This tutorial will teach you how to use PHP heredoc and nowdoc strings to improve code readability.
When variables are placed in a double-quoted string, PHP expands the variable names. If a string contains double quotes (“), use the backslash character to escape them (\). As an example:
<?php $he = 'Bob'; $she = 'Alice'; $text = "$he said, \"PHP is awesome\". \"Of course.\" $she agreed."; echo $text;
Bob said, "PHP is awesome". "Of course." Alice agreed.
PHP heredoc strings behave in the same way as double-quoted strings, but without the double-quotes. This means they don’t have to escape quotes or expand variables. As an example:
<?php $he = 'Bob'; $she = 'Alice'; $text = <<<TEXT $he said "PHP is awesome". "Of course" $she agreed." TEXT; echo $text;
PHP heredoc syntax
The syntax of a heredoc string is shown below:
<?php $str = <<<IDENTIFIER place a string here it can span multiple lines and include single quote ' and double quotes " IDENTIFIER;
This is how it works.
Begin with the operator, an identifier, and a new line:
Second, enter the string, which can span multiple lines and include single or double quotes (‘) or quotes (“).
Third, use the same identifier to close the string.
The identifier must begin with an underscore or a non-digit character and contain only alphanumeric characters and underscores.
The closing identifier must adhere to the following guidelines:
- Starts at the first column of the line.
- Other than a semicolon, there are no other characters (;).
- Before and after the closing identifier, the character must be a newline character defined by the local operating system.
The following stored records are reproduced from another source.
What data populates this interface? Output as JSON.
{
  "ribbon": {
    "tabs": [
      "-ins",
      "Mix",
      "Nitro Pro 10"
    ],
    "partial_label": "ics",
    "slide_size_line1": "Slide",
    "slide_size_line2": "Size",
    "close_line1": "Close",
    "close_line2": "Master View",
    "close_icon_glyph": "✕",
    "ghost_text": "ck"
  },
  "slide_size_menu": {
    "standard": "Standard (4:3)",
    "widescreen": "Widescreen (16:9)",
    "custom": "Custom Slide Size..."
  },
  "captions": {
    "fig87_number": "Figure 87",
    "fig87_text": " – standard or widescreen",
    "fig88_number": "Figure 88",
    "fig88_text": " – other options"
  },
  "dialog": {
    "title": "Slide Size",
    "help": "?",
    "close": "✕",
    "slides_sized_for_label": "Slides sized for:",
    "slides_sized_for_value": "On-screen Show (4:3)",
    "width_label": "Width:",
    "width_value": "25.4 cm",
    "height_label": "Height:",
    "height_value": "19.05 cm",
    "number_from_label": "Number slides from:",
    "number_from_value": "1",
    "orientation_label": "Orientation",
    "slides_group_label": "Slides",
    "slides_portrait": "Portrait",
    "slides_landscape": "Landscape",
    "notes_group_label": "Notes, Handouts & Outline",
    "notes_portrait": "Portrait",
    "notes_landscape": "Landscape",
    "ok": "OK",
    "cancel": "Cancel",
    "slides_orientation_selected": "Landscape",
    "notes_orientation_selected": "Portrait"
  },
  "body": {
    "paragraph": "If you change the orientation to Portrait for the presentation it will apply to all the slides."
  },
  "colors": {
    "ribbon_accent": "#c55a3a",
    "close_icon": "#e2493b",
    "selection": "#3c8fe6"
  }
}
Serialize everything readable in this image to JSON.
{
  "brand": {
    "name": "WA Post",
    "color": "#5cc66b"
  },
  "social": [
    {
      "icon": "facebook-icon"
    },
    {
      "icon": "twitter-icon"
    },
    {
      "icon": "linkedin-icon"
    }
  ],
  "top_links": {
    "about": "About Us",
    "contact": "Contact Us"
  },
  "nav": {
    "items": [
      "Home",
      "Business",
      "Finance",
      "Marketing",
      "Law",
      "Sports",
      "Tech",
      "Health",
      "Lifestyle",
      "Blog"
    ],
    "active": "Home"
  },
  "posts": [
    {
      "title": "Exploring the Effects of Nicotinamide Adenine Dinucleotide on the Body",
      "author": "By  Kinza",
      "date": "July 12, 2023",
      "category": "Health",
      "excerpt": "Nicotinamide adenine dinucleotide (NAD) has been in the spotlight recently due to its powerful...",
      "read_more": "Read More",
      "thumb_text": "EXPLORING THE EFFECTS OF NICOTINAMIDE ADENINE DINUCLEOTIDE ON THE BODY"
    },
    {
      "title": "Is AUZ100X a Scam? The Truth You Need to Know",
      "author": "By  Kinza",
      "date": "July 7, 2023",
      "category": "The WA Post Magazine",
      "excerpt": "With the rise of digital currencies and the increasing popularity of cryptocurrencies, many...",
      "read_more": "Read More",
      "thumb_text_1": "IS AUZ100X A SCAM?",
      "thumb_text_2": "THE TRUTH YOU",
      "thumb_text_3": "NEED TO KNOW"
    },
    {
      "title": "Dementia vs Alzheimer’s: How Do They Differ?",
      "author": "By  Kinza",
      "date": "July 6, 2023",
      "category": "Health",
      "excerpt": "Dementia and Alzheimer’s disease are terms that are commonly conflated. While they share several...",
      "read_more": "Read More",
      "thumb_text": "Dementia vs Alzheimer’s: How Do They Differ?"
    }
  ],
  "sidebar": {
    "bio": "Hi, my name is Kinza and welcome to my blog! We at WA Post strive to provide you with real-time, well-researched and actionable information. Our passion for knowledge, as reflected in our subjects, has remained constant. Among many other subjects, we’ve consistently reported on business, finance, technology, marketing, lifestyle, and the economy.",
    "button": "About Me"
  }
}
- Because the character before it is not a newline character, the following heredoc string is invalid:
<?php $str = <<<IDENTIFIER invalid IDENTIFIER; echo $str;
The following heredoc string, on the other hand, is correct:
<?php $str = <<<IDENTIFIER valid IDENTIFIER; echo $str;
PHP heredoc strings’ use cases
In practise, the heredoc syntax is used to define a string containing a single quote, double quotes, or variables. The heredoc string improves the readability of the string.
A heredoc string can also be used to generate HTML dynamically. As an example:
<?php $title = 'My site'; $header = <<<HEADER <header> <h1>$title</h1> </header> HEADER; echo $header;
PHP Nowdoc syntax
A nowdoc string is similar to a heredoc string, with the exception that it does not expand the variables. The syntax of a nowdoc string is as follows:
<?php $str = <<<'IDENTIFIER' place a string here it can span multiple lines and include single quote ' and double quotes " IDENTIFIER;
The syntax of the nowdoc is similar to that of the heredoc, except that the identifier following the operator must be enclosed in single quotes. The nowdoc identifier follows the same rules as the heredoc identifier.